I'm sitting in a conference room, pretending to be enthusiastic about reviewing our recruiting projections for the next year. That means looking at page after page of printed spreadsheets, discussing hiring ramps, sources of candidates, the percentage of candidates getting through phone screens, and so on. A pretty important topic, but I often feel it could be done over email, rather than an in-person meeting. But you can't upset the recruiting team, so you attend, smile, and ask some questions to make it clear you're engaged and care.
However, before the meeting starts, the new guy gets some attention. That's me.
Recruiting leader: "This is Dave everyone! He's a bar raiser I've worked with often. He'll be joining all of our interview loops from now on. Hah Hah Hah!"
It's somewhat funny, but also not funny. The recruiters sincerely would like me to spend 10+ hours a week in interviews if they had their way. It's always hard to find bar raisers for interview loops. However, since I'm trying to meet everyone and get ramped up in this new space, I'll need to find a polite way to dodge as many interviews as possible for a while.
Dave: "Thanks so much! Yes, I'd love to help however I can."
I look down at the raw data sheet of interview stats, and I notice that Nellie is listed next to quite a few interviews.
Dave: "Hey folks, I see Nellie listed here on quite a few recent interviews, but she's only an SDE-1. What's up?"
In general, since you want interviewers to be more experienced than the people they interview, you don't put recent college hires on interview loops. You often wait until they have a couple of years of experience before letting them interview.

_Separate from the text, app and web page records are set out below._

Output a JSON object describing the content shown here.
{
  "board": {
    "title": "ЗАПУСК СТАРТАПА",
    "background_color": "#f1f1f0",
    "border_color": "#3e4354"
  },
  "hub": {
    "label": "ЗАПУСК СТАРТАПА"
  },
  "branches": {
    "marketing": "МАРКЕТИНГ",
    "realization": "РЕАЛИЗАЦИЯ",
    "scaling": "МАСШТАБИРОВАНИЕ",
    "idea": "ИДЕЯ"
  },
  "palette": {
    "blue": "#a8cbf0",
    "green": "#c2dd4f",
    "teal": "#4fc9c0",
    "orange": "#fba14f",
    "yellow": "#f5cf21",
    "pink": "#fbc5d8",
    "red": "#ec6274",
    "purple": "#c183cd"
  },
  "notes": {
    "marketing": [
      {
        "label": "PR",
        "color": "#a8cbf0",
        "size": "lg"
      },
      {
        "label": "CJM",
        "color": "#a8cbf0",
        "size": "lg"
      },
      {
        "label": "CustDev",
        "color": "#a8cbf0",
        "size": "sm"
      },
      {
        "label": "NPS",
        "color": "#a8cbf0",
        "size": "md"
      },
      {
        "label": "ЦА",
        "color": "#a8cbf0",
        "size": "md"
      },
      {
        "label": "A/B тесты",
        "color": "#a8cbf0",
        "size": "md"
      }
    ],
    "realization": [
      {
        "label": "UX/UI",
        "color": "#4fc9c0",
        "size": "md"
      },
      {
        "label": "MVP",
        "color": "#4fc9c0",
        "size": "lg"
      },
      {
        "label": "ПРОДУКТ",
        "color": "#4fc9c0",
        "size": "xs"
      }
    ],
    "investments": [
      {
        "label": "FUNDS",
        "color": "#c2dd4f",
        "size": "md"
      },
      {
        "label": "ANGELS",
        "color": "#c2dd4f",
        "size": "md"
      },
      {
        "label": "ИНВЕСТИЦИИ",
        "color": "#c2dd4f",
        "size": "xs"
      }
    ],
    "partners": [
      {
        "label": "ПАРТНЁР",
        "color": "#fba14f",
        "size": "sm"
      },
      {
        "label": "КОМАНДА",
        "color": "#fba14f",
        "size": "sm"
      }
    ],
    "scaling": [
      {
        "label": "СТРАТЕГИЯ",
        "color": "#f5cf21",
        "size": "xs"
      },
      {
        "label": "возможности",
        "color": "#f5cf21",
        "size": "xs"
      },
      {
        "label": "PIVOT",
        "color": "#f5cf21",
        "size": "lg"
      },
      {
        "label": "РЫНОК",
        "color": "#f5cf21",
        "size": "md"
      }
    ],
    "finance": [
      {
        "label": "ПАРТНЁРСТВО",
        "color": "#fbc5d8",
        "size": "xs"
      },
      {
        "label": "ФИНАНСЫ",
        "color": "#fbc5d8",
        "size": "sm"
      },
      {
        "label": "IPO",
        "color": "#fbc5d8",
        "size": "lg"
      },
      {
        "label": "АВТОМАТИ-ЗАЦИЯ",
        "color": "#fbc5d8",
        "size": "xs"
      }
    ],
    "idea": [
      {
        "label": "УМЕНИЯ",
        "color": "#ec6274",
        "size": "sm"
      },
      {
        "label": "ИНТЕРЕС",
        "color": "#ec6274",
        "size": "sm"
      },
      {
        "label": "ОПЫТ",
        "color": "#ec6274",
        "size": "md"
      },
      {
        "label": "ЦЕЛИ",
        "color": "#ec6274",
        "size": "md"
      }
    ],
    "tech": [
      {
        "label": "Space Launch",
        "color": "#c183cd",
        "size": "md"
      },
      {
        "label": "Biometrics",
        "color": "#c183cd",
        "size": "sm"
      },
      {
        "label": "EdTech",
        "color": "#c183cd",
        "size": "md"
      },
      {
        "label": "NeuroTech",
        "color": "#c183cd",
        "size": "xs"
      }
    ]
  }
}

Peer engineering leader Mattie: "Oh yeah, Nellie is outstanding. She volunteered to help with a couple of interview events recently. Everyone trusts her judgement, so we were happy to get her help."
What the heck. This sounds strange. This is the second time in my first day I heard my junior SDE mentioned as if she walks on water.
By now, I'd managed to fill up my calendar for the next few days. I'd successfully scheduled meet and greet meetings with dozens of people. However, I now open my Outlook and rearrange a few things to move Nellie to my 1 pm time slot. I want to meet this person.
1:00 pm - Meeting with Nellie
Nellie walks in on time. I'm impressed. Why? Because I'm a manager, and that means that my life is run by my calendar. I look at my calendar many times every hour, and minimally every 30 minutes to make certain I'm not missing a meeting. Engineers, on the other hand, have meetings more rarely. They're often late to meetings because they don't notice them on their calendars. Just something I'm used to.
I say hello, nice to meet you, and other friendly words. I briefly explain my work history at Amazon. Then I mention that I'm entirely new to this technology space, and I'm going to need some help coming up to speed. I ask if she'd be able to explain some basics to me.
She comfortably agrees, and walks over to my wall, which is also a whiteboard with markers. She says she'll cover some basics, and then explain how it all makes sense in relation to our current systems.
She did a fantastic job. I'd read some books on our technology, but it was nothing compared to her experience. She was able to draw our systems in intricate detail, and answer all of my questions.
I was convinced that she was a step above our other junior engineer hires. In fact, she gave me a better summary of our system than I'd expect from most senior engineers.
Dave: "Hey Nellie, pause for a moment. I'm curious. What are your career goals? Are you interested in a promotion sometime?"
Nellie: "Sure, I'd like to be promoted. I like the SDE track, I don't want to be a manager. It's just been difficult to talk to anyone about it because you're my 4th manager in the 11 months I've been here. I haven't exactly had a chance to make progress with anyone."
I suspect she's due for a promotion, and I need to do some investigating. When you find someone a step above their peers, I think you really want to lean in on them. Give them room to grow as fast as they can. I think everyone deserves to get to the level where they're challenged.